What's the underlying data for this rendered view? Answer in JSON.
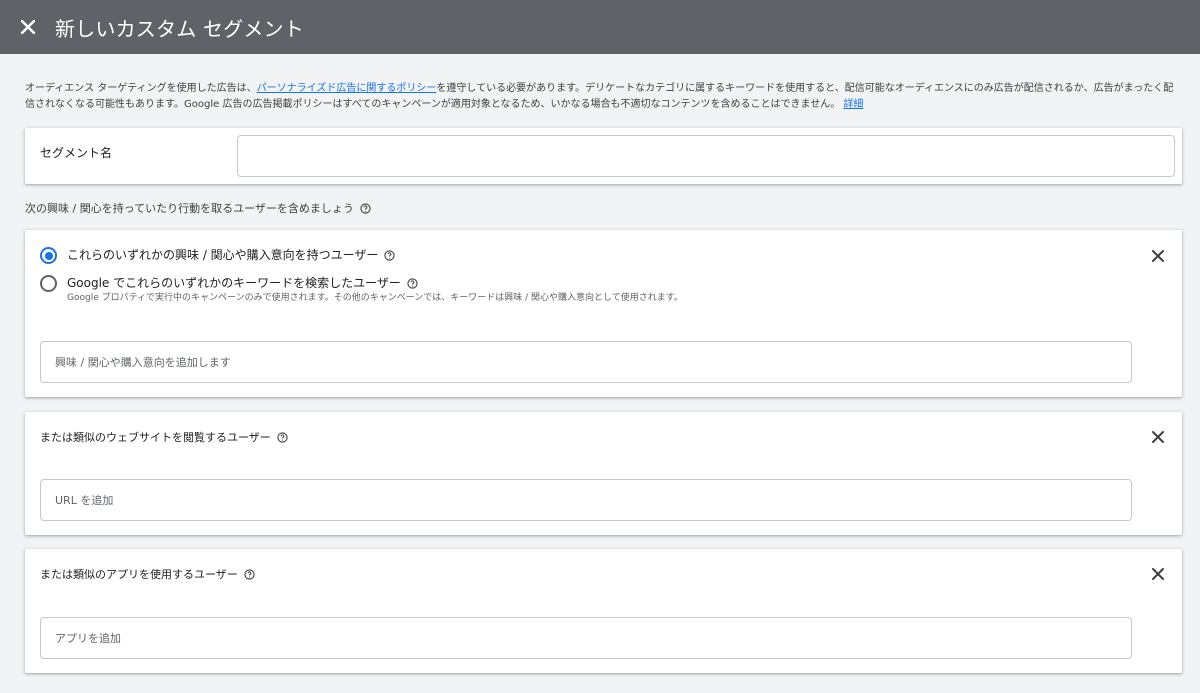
{
  "header": {
    "title": "新しいカスタム セグメント",
    "close_icon": "close-icon"
  },
  "notice": {
    "text_before": "オーディエンス ターゲティングを使用した広告は、",
    "policy_link": "パーソナライズド広告に関するポリシー",
    "text_after": "を遵守している必要があります。デリケートなカテゴリに属するキーワードを使用すると、配信可能なオーディエンスにのみ広告が配信されるか、広告がまったく配信されなくなる可能性もあります。Google 広告の広告掲載ポリシーはすべてのキャンペーンが適用対象となるため、いかなる場合も不適切なコンテンツを含めることはできません。",
    "details_link": "詳細"
  },
  "segment_name": {
    "label": "セグメント名",
    "value": ""
  },
  "include_label": "次の興味 / 関心を持っていたり行動を取るユーザーを含めましょう",
  "interest_card": {
    "option1": "これらのいずれかの興味 / 関心や購入意向を持つユーザー",
    "option2": "Google でこれらのいずれかのキーワードを検索したユーザー",
    "option2_note": "Google プロパティで実行中のキャンペーンのみで使用されます。その他のキャンペーンでは、キーワードは興味 / 関心や購入意向として使用されます。",
    "selected": "option1",
    "input_placeholder": "興味 / 関心や購入意向を追加します"
  },
  "website_card": {
    "title": "または類似のウェブサイトを閲覧するユーザー",
    "input_placeholder": "URL を追加"
  },
  "app_card": {
    "title": "または類似のアプリを使用するユーザー",
    "input_placeholder": "アプリを追加"
  },
  "colors": {
    "header_bg": "#5f6368",
    "page_bg": "#f1f3f4",
    "accent": "#1a73e8"
  }
}
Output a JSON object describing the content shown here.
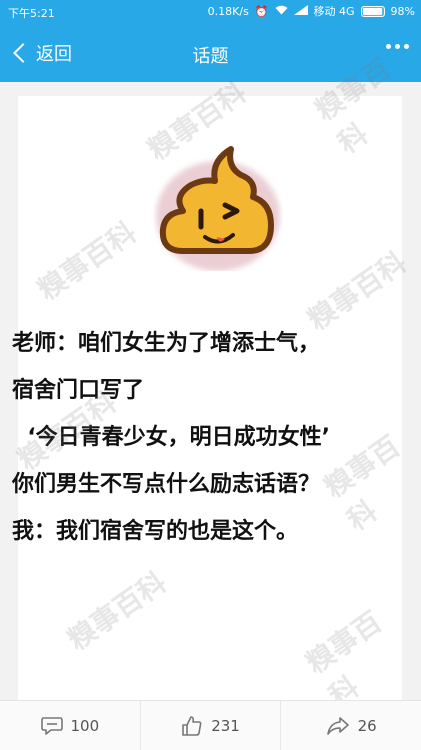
{
  "status_bar": {
    "time": "下午5:21",
    "speed": "0.18K/s",
    "carrier": "移动 4G",
    "battery": "98%",
    "battery_level": 0.98
  },
  "navbar": {
    "back_label": "返回",
    "title": "话题"
  },
  "post": {
    "lines": [
      "老师：咱们女生为了增添士气，",
      "宿舍门口写了",
      "  ‘今日青春少女，明日成功女性’",
      "你们男生不写点什么励志话语？",
      "我：我们宿舍写的也是这个。"
    ]
  },
  "actions": {
    "comments": "100",
    "likes": "231",
    "shares": "26"
  },
  "watermark": "糗事百科",
  "colors": {
    "accent": "#29a8e8",
    "poop": "#f2b630"
  }
}
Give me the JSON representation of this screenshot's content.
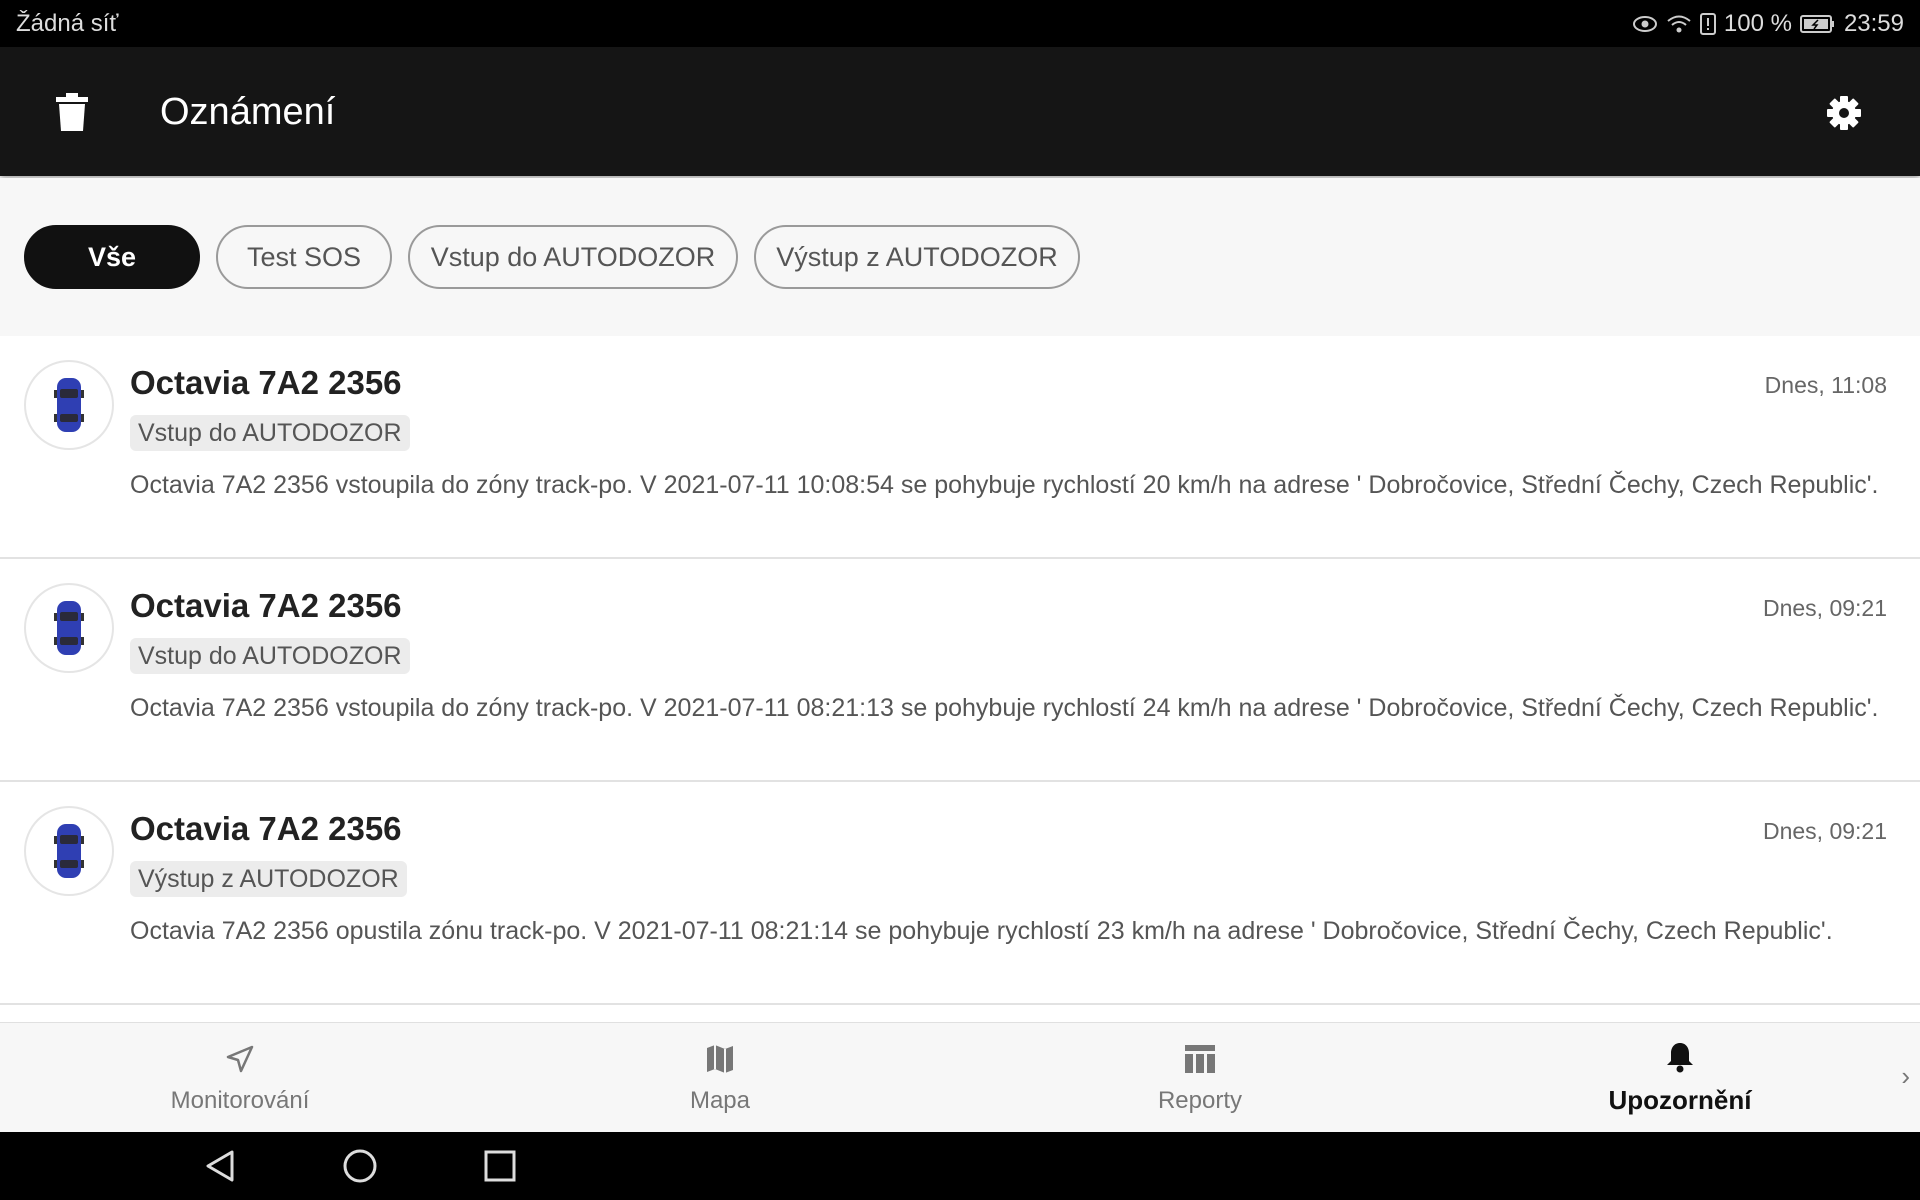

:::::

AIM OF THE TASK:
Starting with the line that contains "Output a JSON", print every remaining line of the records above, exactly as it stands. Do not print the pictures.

EXPECTED ANSWER:
Output a JSON object describing the content shown here.
{
  "status_bar": {
    "time": "下午5:21",
    "speed": "0.18K/s",
    "carrier": "移动 4G",
    "battery": "98%",
    "battery_level": 0.98
  },
  "navbar": {
    "back_label": "返回",
    "title": "话题"
  },
  "post": {
    "lines": [
      "老师：咱们女生为了增添士气，",
      "宿舍门口写了",
      "  ‘今日青春少女，明日成功女性’",
      "你们男生不写点什么励志话语？",
      "我：我们宿舍写的也是这个。"
    ]
  },
  "actions": {
    "comments": "100",
    "likes": "231",
    "shares": "26"
  },
  "watermark": "糗事百科",
  "colors": {
    "accent": "#29a8e8",
    "poop": "#f2b630"
  }
}
Give me the JSON representation of this screenshot's content.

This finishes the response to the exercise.